[0059] Additional vaso-occlusive devices 10 may also be placed within the body cavity 401 by repeating the relevant steps discussed above. When a desired number of vaso-occlusive devices has been placed within the body cavity 401, the delivery catheter 402 may be withdrawn from the body cavity 401 and the patient's body. Once the vaso-occlusive devices are deployed in the body cavity 401, an embolism is formed therein to occlude the body cavity 401.

[0060] FIG. 22 depicts an embodiment, generally designated 600, having a vaso-occlusive device 602 that may be deployed from a catheter, such as the delivery catheter 402 discussed previously, through operation of a connective joint 604. The vaso-occlusive device 602 may be any of the devices depicted in FIGS. 1 and 3-17, i.e., including the fibrous structure 14 (not shown for clarity). Joint 604 has a clasp section 606 that may remain attached to the core wire 404 when the sheath or catheter body 402 is retracted proximally. Joint 604 also may occlusive device 602 and interlocking with clasp section 606 when the assembly is within the sheath 402. When the sheath 402 is withdrawn from about the assembly, the clasp sections may disengage, thereby detaching the vaso-occlusive device 602.
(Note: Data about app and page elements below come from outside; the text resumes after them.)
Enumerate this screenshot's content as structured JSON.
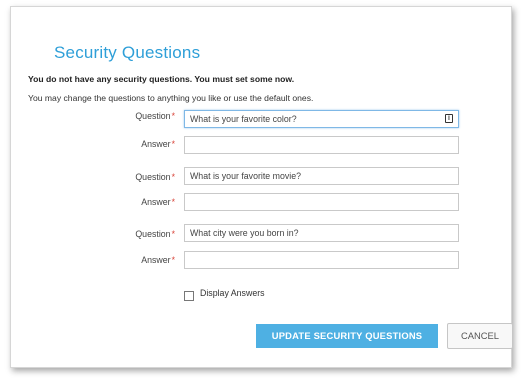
{
  "form": {
    "title": "Security Questions",
    "notice": "You do not have any security questions. You must set some now.",
    "hint": "You may change the questions to anything you like or use the default ones.",
    "required_mark": "*",
    "question_label": "Question",
    "answer_label": "Answer",
    "questions": [
      {
        "question": "What is your favorite color?",
        "answer": ""
      },
      {
        "question": "What is your favorite movie?",
        "answer": ""
      },
      {
        "question": "What city were you born in?",
        "answer": ""
      }
    ],
    "display_answers_label": "Display Answers",
    "display_answers_checked": false,
    "submit_label": "UPDATE SECURITY QUESTIONS",
    "cancel_label": "CANCEL"
  },
  "colors": {
    "accent": "#2e9fd8",
    "primary_button": "#4eb0e3",
    "required": "#d9443a"
  },
  "icons": {
    "field_icon": "text-cursor-icon"
  }
}
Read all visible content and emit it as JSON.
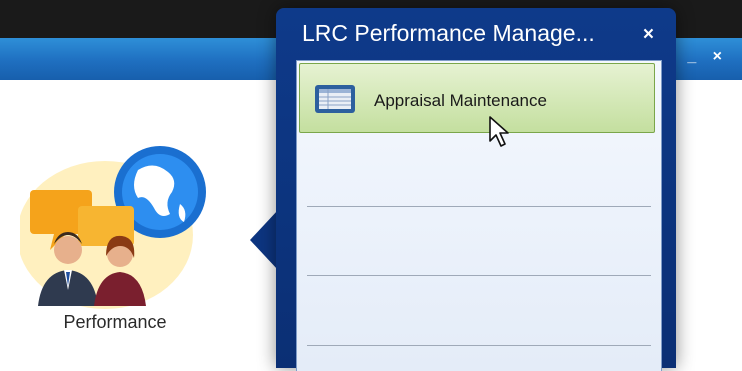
{
  "background_window": {
    "controls": "_ ×"
  },
  "desktop_icon": {
    "label": "Performance",
    "icon": "performance-icon"
  },
  "popup": {
    "title": "LRC Performance Manage...",
    "close": "×",
    "items": [
      {
        "label": "Appraisal Maintenance",
        "icon": "table-icon"
      }
    ]
  },
  "colors": {
    "titlebar": "#1f6fc0",
    "popup_bg": "#0e3a8a",
    "selected_item": "#c4df9f"
  }
}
[0061] The vaso-occlusive devices described herein may also be detachable by an electrolytic joint or connection such as described in U.S. Pat. Nos. 5,234,437, 5,250,071, 5,261,916, 5,304,195, 5,312,415, and 5,350,397, the disclosure of which is expressly incorporated by reference herein.
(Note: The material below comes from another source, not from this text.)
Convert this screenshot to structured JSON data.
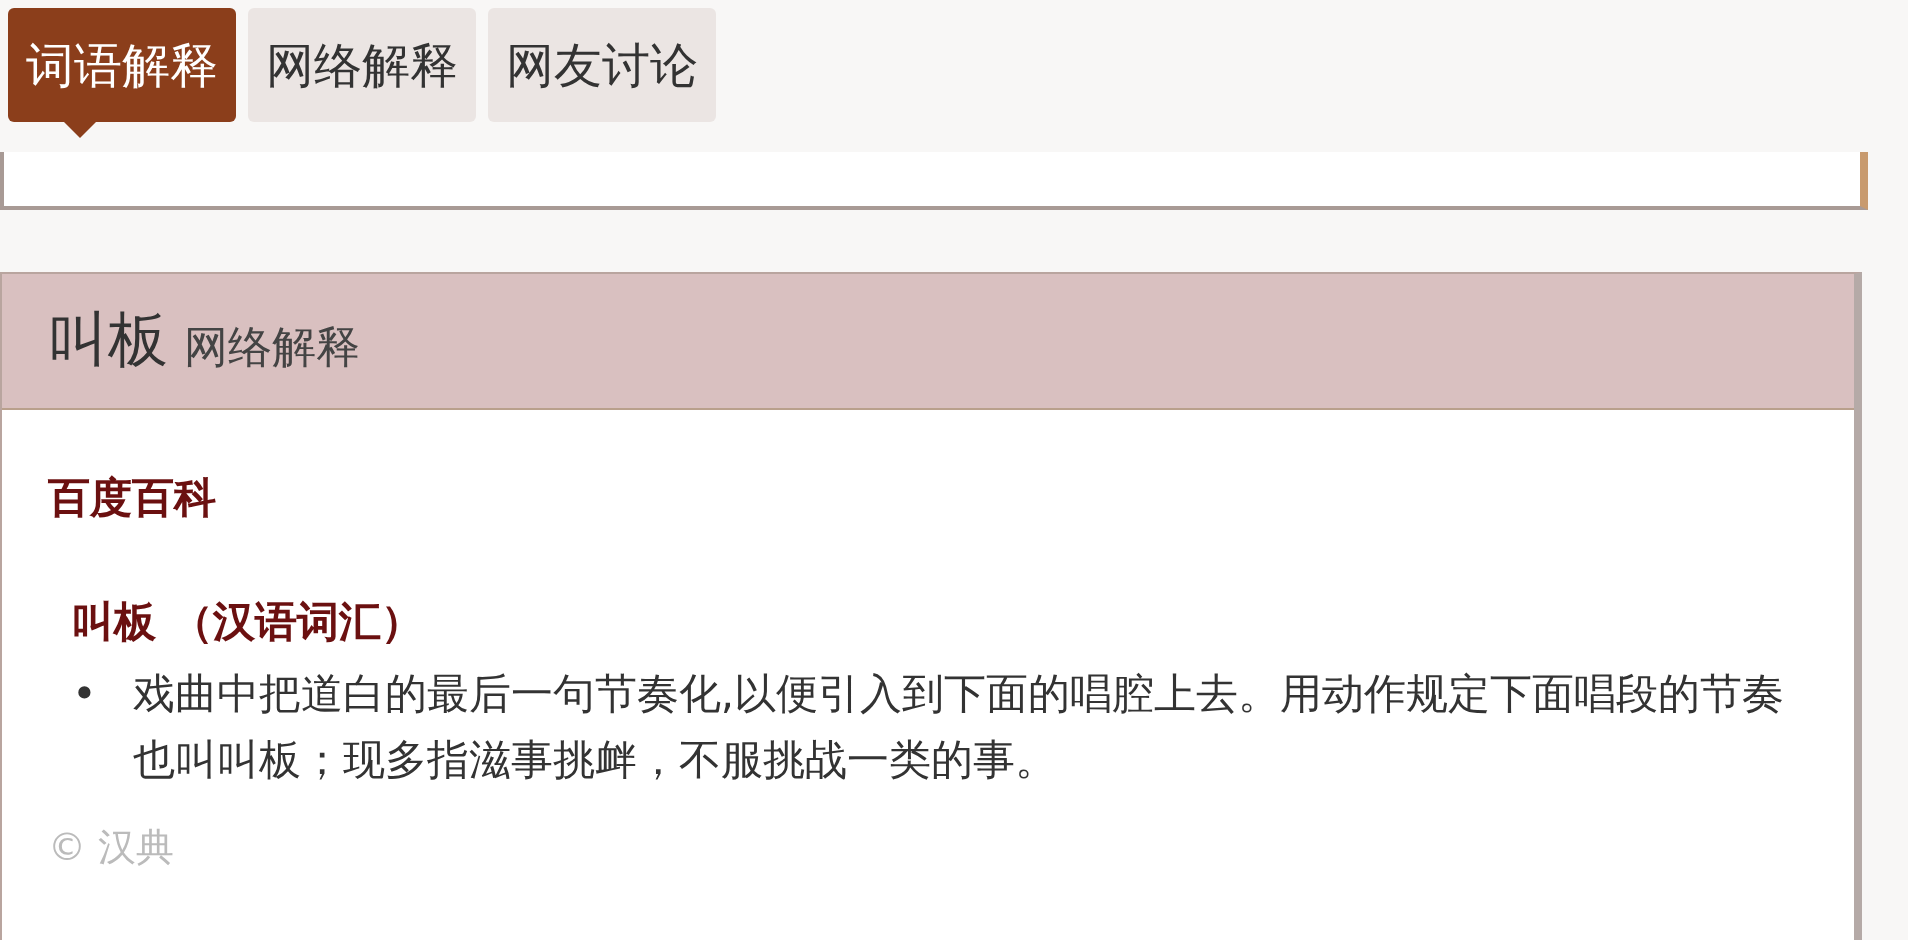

[0062] FIG. 23 shows an embodiment, generally designated 660, having a vaso-occlusive device 662 that may be detached using a connective joint 664 that is susceptible to electrolysis. The vaso-occlusive device 662 may be any one of the devices depicted in FIGS. 1 and 3-17, and may include the fibrous structure 14 (not shown for clarity). Such joints are described in detail in U.S. Pat. Nos. 5,423,829, 6,165,178, and 5,984,929, the disclosures of which are expressly incorporated by reference herein. Joint 664 may be made of a metal which, upon application of a suitable voltage to a core wire 404, may erode in the bloodstream, thereby releasing the vaso-occlusive device 662. The vaso-occlusive device 662 may be made of a metal that is more “noble” in the electromotive series than the joint 664. A return electrode (not shown) may be supplied to complete the circuit. The region of core wire 404 proximal to the joint is insulated to focus the erosion at the joint. A bushing 666 may be used to connect the distal end of core wire 404 to the proximal end of the vaso-occlusive device 662. To deploy the vaso-occlusive device 662, the vaso-occlusive device 662 attached to the core wire 404 is first placed within a body cavity. An electric current is then applied to the core wire 404 to dissolve the connective joint 664, thereby detaching the vaso-occlusive device 662 from the core wire 404. It should be noted that methods of delivering vaso-occlusive devices by electrolytic disintegration of a core wire joint are well known in the art, and need not be described in further detail.

[0063] Thus, although several preferred embodiments have been shown and described, it would be apparent to those skilled in the art that many changes and modifications may be made thereunto without the departing from the scope of the invention, which is defined by the following claims and their equivalents.